[Task prompt]
What you produce should be every line from the data that includes "true".

=== Begin Enclosure ===

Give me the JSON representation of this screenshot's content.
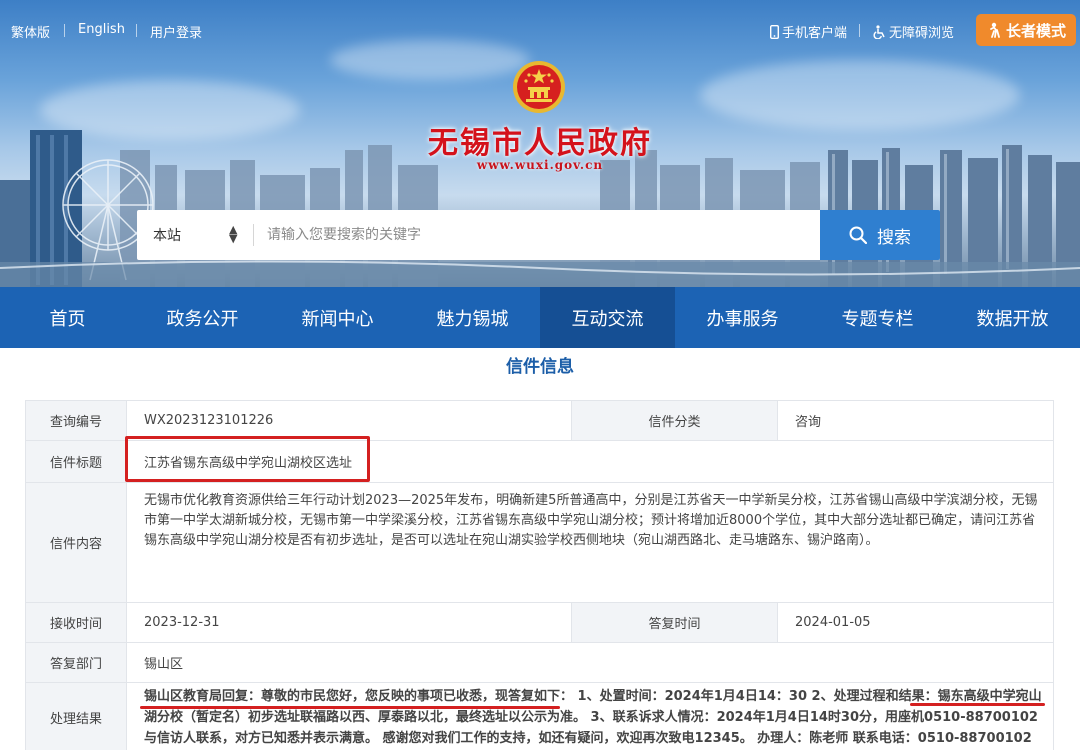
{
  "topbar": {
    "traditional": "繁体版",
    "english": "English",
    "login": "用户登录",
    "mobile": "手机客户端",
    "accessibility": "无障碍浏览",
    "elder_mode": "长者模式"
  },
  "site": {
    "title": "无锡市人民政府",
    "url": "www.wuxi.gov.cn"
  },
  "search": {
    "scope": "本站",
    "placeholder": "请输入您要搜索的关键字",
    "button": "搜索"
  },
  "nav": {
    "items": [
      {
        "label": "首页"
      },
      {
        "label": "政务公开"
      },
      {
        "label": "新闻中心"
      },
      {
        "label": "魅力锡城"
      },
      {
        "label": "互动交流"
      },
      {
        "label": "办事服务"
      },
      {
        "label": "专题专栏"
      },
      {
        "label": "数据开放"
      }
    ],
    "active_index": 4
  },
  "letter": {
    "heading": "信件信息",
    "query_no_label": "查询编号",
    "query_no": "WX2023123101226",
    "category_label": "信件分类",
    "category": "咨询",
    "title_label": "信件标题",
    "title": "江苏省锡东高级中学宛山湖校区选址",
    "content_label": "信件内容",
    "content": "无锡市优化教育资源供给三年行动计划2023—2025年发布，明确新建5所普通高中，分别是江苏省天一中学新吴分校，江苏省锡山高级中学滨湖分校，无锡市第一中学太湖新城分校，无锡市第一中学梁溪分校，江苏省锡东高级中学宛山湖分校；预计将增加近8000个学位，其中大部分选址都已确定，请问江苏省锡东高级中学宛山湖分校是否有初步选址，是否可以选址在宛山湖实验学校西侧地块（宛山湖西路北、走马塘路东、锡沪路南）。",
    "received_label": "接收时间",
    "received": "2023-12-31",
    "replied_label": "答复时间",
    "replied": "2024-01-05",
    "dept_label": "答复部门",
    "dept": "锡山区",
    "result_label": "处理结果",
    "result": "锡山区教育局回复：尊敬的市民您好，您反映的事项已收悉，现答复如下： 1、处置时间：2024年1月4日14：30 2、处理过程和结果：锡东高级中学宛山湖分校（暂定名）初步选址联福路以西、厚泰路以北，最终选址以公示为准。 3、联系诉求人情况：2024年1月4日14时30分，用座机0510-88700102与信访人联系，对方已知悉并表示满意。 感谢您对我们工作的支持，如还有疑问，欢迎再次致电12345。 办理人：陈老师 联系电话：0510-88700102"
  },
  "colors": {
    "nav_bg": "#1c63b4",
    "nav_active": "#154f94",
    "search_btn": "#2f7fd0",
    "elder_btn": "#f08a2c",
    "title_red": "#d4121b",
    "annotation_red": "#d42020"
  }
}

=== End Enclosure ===
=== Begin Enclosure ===

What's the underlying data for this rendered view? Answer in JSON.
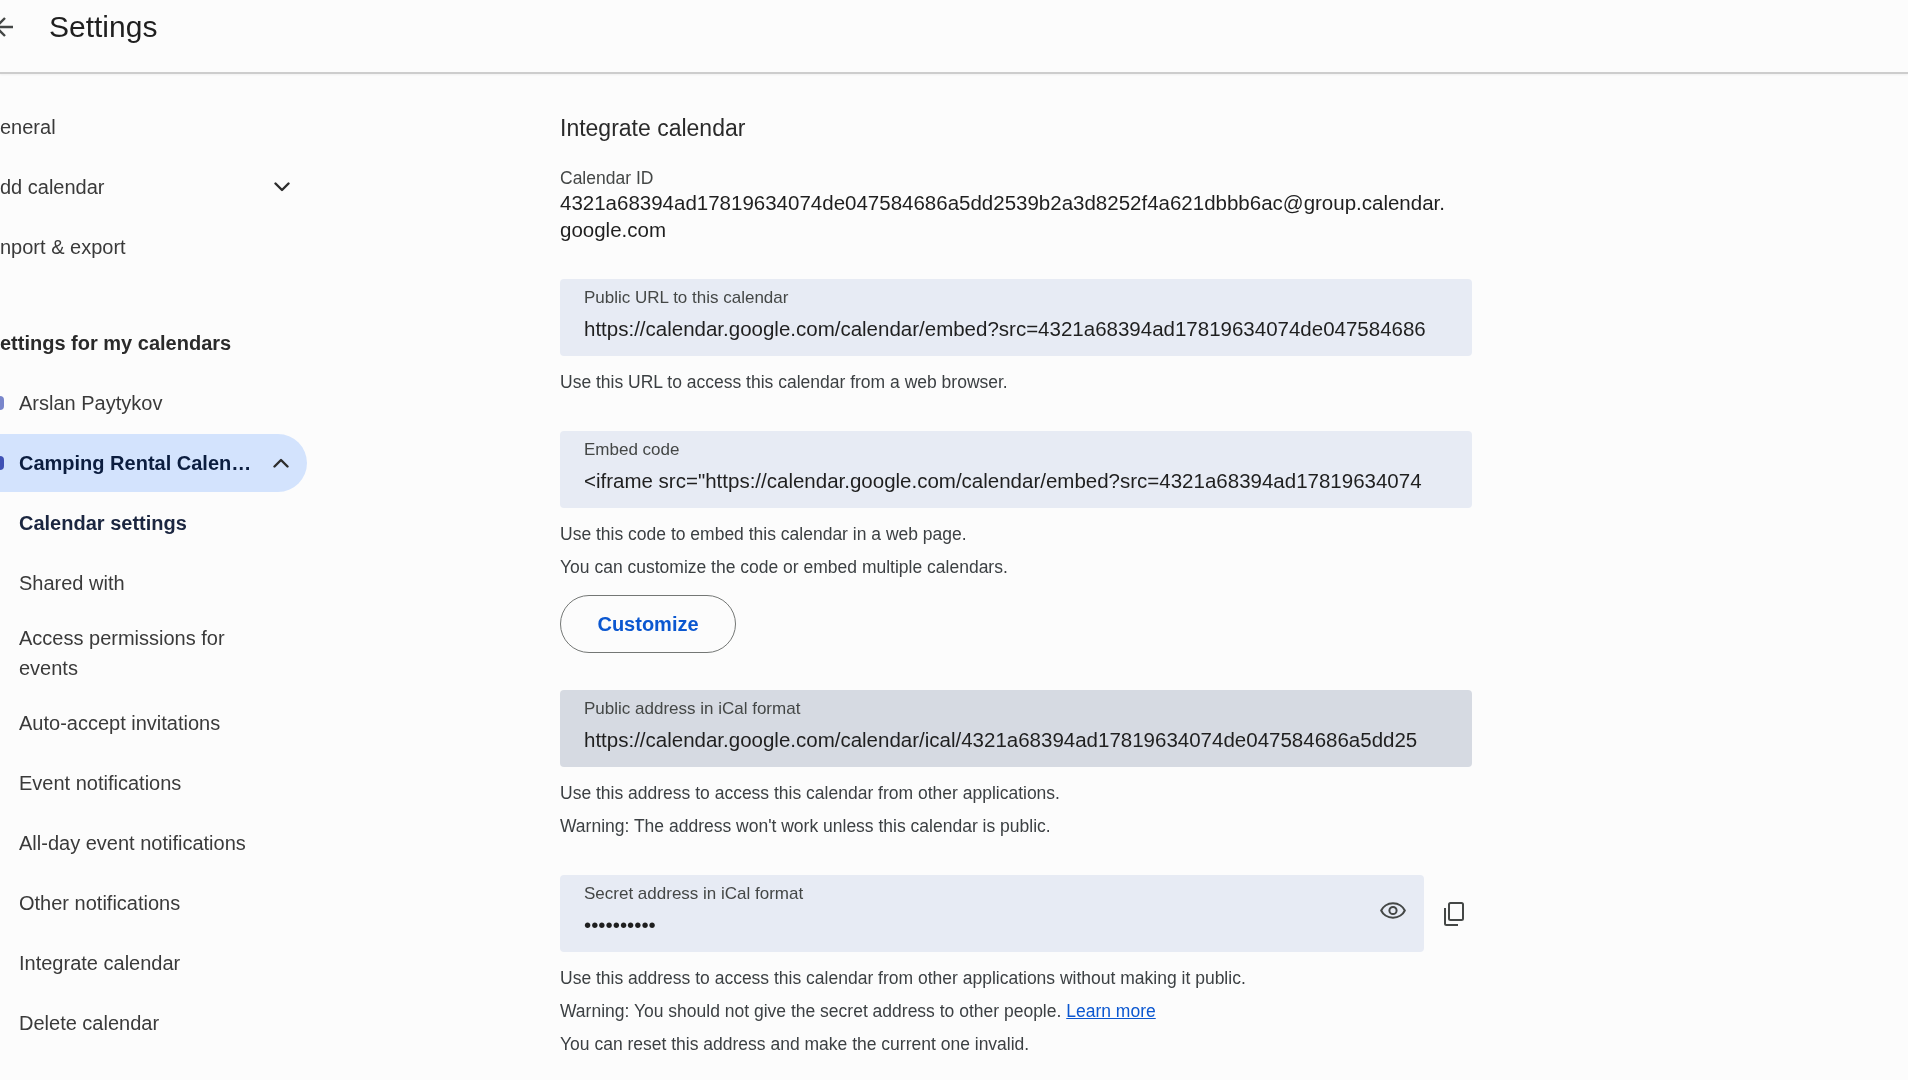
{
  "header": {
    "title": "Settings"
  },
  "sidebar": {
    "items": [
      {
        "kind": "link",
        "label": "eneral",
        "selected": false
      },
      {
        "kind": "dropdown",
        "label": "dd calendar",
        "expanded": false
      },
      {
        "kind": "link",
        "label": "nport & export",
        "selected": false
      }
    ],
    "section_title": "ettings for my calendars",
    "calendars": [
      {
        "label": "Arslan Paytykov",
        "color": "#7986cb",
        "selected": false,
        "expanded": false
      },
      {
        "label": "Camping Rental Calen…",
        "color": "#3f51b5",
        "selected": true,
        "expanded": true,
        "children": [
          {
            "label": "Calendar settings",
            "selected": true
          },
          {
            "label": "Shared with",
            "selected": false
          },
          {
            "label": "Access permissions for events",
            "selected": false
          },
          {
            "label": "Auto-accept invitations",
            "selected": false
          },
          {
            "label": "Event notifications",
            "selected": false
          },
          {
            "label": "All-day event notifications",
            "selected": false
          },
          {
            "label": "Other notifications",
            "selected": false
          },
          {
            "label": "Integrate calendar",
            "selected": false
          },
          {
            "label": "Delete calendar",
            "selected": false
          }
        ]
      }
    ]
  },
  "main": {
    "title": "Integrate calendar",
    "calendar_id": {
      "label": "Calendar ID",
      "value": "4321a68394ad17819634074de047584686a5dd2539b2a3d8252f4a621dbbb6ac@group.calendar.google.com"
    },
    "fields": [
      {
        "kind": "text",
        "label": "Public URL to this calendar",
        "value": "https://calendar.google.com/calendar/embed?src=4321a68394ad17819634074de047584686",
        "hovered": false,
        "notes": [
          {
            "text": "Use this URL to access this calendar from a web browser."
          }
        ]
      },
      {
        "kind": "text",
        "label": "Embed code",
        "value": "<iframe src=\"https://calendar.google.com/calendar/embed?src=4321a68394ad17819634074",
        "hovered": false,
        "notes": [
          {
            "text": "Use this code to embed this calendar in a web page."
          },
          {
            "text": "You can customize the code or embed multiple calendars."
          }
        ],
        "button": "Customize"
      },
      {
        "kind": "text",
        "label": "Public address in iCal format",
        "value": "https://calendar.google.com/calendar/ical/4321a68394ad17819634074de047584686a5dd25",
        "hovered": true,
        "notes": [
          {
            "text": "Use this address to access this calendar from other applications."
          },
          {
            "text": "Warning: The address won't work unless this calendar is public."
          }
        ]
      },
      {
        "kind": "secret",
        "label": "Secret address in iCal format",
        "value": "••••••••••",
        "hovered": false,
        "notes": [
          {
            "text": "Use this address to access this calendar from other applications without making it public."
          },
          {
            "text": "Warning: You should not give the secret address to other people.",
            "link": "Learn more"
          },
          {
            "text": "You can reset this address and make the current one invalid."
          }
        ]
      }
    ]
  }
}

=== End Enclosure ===

[Output of the exercise]
        "selected": true,
        "expanded": true,
            "selected": true
        "hovered": true,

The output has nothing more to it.